With advertising using the phrase "exceedingly good cakes", and television adverts which originally featured the voice of actor James Hayter, the brand had become the market leader in the United Kingdom by 1976, a position it still holds over thirty years later. Varieties of single-serving and individually wrapped cakes have also been marketed.
In the early 2000s, the Mr Kipling brand moved away from its familiar design, and, for about a year, a modern logo, consisting of a red oval with "Mr Kipling" in a script font inside the oval, was used. The slogan was modified to simply read "Exceedingly Good" and the description of cakes on the back of the packaging was altered so that it no longer appeared as if it were written by Mr Kipling.
Around 2005, the manufacturers briefly experimented with another new logo and a striking pack design: pack-fronts simply consisting of the words "Mr Kipling", the name of the cake, and the phrase "Exceedingly good cakes" in a more formal, classic typeface; the only image of the cake on each pack-front was a close-up of one part of it, used as a background image for the entire pack. Around the same time, the write-ups on the back of their packaging once again purported to be written by the person of Mr Kipling.
Shortly afterwards, however, the pack design and brand image whole-heartedly returned to its roots. The logo introduced at the time was very closely based on the original one, featuring a traditional-style font in a gold-edged shape, the packs feature images of the cake(s), and various product features and write-ups are featured on the pack-front. In 2009, the pack designs were slightly revamped, with more emphasis put on the name of each product; the write-ups on the back of the pack no longer purport to be written by Mr Kipling.
Premier Foods also introduced what it termed 'Snap Pack' packaging (now renamed 'Snack Pack'), providing cakes in individually sealed plastic packs to keep them fresh. It quickly became a top-seller for the brand.
French Fancies 
Mr Kipling French Fancies are small sponge cakes, resembling petits fours, topped with a hemisphere of vegetable-oil "buttercream". The cakes are coated with fondant icing, with several varieties drizzled with a second colour. Standard varieties are pink ("strawberry") with pink drizzle, yellow ("lemon") with yellow drizzle, and brown (chocolate) with chocolate drizzle.
Whereas cocoa is cited in the ingredients list, strawberry and lemon are not. The cakes are 30% sugar.
French Fancies were among the 20 varieties of cake that were part of the initial launch in 1967. A limited edition appeared in 2012, renamed British Fancies, containing cakes in red, white and blue.

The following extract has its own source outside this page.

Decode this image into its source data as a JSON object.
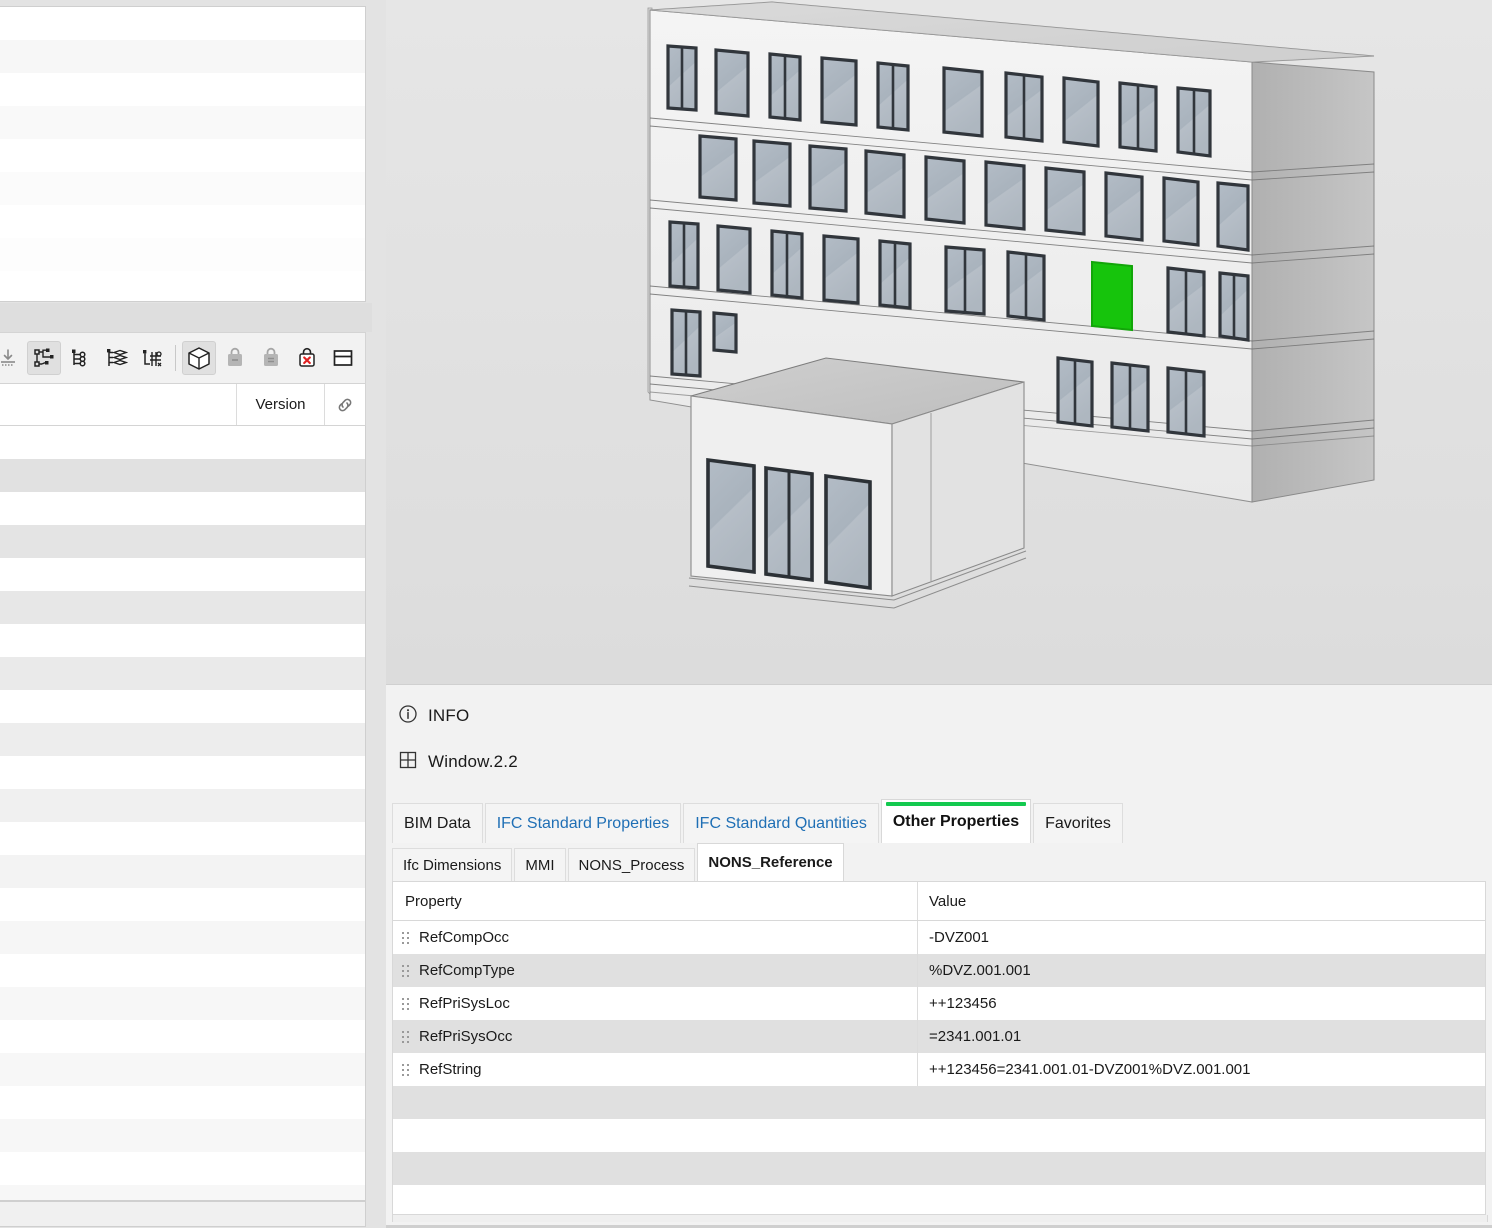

In September 2008, Mr Kipling announced the Big French Fancies, a large cake which can be sliced into portions. Supermarket and home-made copies are called Fondant Fancies.
- Mr Kipling Press Information Pack. 2002

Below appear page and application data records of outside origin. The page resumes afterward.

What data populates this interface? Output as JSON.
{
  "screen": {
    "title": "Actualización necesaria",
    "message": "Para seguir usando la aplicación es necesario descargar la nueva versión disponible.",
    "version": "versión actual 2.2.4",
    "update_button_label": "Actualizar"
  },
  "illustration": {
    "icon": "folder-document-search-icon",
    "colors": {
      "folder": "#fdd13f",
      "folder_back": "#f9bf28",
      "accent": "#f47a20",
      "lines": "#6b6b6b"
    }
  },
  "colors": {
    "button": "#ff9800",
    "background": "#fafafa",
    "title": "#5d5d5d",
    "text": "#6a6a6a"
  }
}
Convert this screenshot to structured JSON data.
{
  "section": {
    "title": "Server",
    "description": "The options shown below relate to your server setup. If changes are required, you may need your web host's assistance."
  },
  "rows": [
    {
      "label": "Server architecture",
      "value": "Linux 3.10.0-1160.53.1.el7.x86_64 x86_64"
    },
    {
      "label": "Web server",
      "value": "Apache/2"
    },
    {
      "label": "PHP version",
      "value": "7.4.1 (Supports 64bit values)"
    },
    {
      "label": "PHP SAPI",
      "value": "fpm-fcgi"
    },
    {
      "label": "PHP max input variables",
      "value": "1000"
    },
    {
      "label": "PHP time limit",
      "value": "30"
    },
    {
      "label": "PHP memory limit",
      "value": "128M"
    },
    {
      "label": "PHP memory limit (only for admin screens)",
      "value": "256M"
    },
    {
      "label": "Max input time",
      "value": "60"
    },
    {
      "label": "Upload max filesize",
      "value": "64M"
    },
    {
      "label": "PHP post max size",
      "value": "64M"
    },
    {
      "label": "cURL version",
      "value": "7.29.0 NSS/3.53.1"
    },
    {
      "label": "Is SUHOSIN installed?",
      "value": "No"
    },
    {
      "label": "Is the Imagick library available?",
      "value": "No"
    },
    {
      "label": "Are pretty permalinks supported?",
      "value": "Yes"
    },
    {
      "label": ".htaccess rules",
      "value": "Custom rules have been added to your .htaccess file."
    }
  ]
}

- "Premier Foods chief Kappler to stand down". The Daily Mail. Associated Newspapers Ltd. 1 Feb 2010.
- "Individually packaged Mr Kipling slices introduced by Premier Foods". London: Wholesale News. 11 July 2011. Retrieved 22 January 2014.
- "Mr Kipling 8 French Fancies - Cakes - Grocery - Best of British Perth". Bestofbritish.com.au. 2012. Retrieved 17 March 2012.
- "Archived copy". Archived from the original on October 20, 2012. Retrieved October 24, 2012.
- "Archived copy". Archived from the original on August 22, 2010. Retrieved March 17, 2012.